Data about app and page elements
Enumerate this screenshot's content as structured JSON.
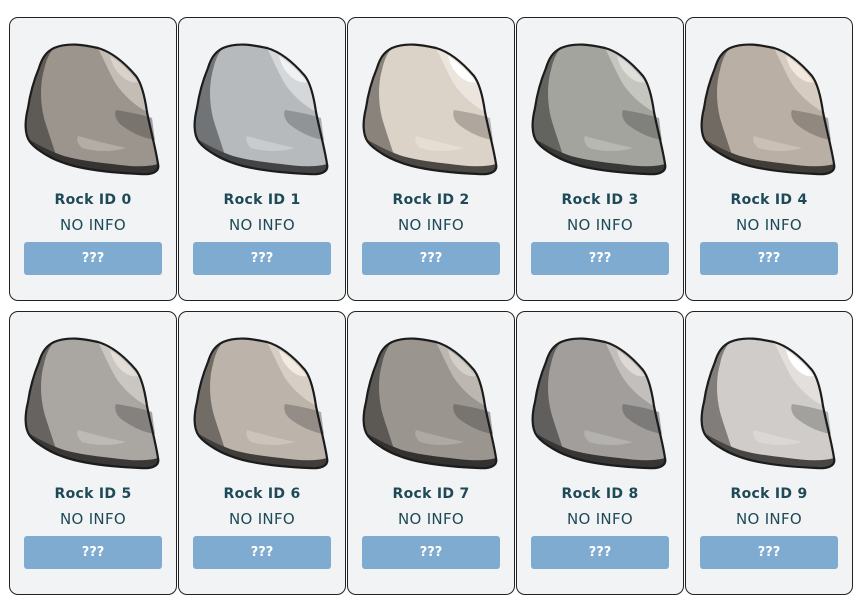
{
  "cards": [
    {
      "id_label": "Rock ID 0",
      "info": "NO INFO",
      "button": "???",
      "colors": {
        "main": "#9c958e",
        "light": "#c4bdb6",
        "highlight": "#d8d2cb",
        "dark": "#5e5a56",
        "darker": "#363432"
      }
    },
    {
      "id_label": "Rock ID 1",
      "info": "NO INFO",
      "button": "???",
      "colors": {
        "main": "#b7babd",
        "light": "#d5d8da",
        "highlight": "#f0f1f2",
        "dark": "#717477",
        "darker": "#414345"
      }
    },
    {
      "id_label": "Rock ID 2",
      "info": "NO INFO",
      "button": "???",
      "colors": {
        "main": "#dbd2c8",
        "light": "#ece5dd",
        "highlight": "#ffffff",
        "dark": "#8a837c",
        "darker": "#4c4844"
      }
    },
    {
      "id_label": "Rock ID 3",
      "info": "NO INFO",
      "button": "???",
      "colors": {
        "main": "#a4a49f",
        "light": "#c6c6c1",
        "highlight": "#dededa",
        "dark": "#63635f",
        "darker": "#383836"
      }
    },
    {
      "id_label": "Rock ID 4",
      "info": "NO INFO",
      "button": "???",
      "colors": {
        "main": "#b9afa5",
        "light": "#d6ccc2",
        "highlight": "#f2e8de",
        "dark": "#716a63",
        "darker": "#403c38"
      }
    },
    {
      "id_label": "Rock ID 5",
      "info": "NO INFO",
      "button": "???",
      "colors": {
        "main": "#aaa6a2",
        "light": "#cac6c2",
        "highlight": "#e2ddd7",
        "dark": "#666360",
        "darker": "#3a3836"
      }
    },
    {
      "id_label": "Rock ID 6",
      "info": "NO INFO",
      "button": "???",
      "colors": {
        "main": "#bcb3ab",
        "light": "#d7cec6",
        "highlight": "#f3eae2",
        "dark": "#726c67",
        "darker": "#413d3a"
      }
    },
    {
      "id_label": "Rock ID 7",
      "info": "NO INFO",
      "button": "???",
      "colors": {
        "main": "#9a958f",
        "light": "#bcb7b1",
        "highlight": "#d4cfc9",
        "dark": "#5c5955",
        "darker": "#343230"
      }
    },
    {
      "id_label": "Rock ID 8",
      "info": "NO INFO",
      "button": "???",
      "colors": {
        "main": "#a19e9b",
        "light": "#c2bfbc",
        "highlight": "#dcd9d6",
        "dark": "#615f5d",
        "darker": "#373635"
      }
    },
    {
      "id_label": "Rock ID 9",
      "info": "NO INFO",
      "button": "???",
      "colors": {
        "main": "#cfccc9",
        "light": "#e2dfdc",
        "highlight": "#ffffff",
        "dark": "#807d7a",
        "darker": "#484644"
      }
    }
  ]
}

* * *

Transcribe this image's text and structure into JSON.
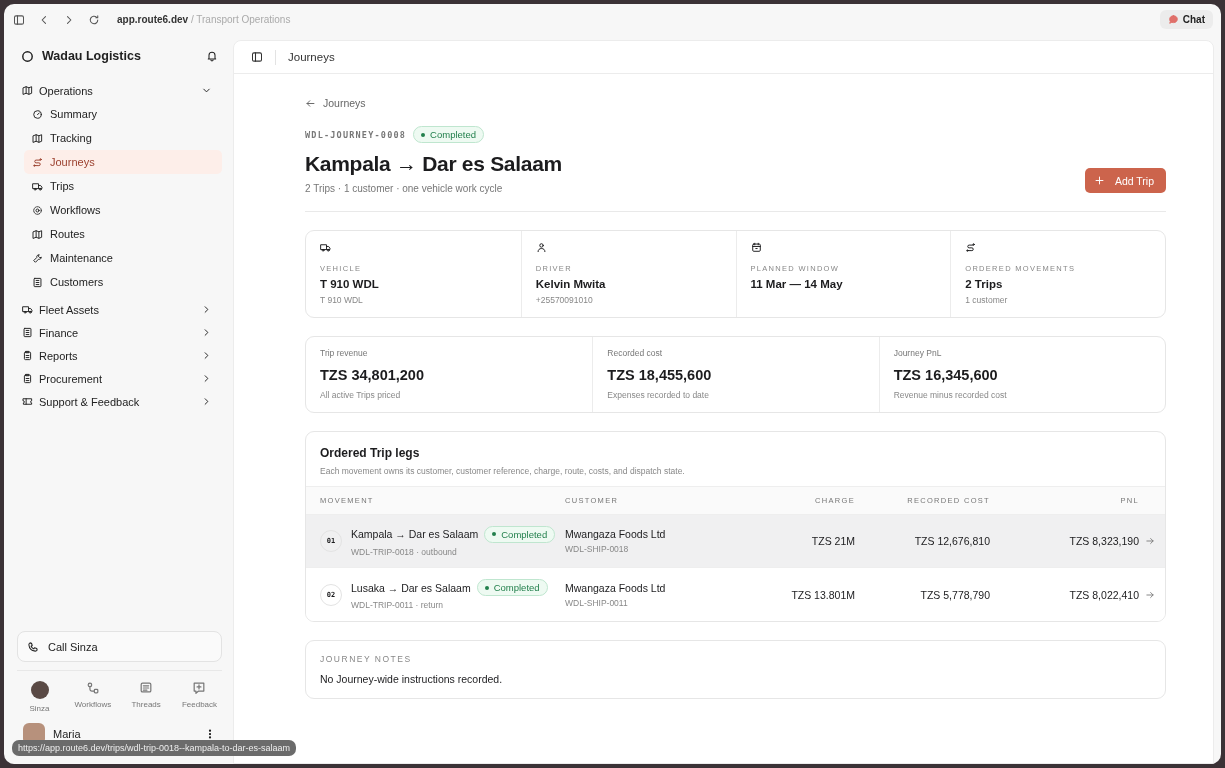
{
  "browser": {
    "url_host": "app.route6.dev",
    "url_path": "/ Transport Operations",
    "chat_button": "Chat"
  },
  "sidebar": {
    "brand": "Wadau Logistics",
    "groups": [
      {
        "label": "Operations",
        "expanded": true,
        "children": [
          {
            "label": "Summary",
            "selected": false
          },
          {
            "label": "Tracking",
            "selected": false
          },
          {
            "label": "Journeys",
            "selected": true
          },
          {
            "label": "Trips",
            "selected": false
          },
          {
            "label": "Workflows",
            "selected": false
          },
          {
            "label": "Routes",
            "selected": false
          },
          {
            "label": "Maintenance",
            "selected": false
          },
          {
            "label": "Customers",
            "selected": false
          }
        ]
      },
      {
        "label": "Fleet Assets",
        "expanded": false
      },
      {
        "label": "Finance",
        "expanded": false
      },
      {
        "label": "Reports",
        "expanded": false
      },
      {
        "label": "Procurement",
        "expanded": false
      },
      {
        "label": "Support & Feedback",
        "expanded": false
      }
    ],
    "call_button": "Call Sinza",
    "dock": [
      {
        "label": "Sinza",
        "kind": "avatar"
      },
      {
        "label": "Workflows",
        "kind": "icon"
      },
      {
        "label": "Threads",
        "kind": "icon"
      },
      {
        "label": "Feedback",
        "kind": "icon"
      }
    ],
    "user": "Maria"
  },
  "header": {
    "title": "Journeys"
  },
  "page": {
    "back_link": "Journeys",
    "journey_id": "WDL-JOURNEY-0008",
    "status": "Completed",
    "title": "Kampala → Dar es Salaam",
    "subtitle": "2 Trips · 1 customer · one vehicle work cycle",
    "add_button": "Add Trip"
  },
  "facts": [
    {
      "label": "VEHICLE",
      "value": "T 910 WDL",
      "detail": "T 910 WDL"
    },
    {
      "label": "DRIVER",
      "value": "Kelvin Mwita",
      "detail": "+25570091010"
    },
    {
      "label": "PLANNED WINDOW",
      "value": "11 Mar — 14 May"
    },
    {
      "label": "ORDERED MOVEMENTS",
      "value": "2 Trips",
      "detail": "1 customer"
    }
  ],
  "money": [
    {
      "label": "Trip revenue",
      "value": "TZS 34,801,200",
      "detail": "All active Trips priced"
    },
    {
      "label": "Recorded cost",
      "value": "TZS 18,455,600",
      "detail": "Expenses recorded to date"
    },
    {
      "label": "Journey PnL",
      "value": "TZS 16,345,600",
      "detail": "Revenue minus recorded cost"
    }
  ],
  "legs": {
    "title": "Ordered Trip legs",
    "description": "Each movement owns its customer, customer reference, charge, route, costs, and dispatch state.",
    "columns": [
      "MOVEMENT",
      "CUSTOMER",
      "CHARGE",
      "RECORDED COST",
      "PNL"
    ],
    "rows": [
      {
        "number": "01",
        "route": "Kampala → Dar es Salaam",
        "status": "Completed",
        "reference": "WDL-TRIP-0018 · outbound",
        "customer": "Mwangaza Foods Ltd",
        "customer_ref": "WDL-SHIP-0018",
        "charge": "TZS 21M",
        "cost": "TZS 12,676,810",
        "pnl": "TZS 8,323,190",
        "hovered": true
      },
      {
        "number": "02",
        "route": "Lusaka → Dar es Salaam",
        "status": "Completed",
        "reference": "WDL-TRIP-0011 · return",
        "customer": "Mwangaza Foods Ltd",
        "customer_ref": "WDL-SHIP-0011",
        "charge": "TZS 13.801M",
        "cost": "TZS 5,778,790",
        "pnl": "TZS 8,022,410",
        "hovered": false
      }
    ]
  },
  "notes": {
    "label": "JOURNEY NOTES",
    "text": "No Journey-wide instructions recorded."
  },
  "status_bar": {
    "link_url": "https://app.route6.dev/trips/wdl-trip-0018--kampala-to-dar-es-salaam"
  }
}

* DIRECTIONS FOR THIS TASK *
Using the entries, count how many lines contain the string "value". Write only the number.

* TASK RESPONSE *
7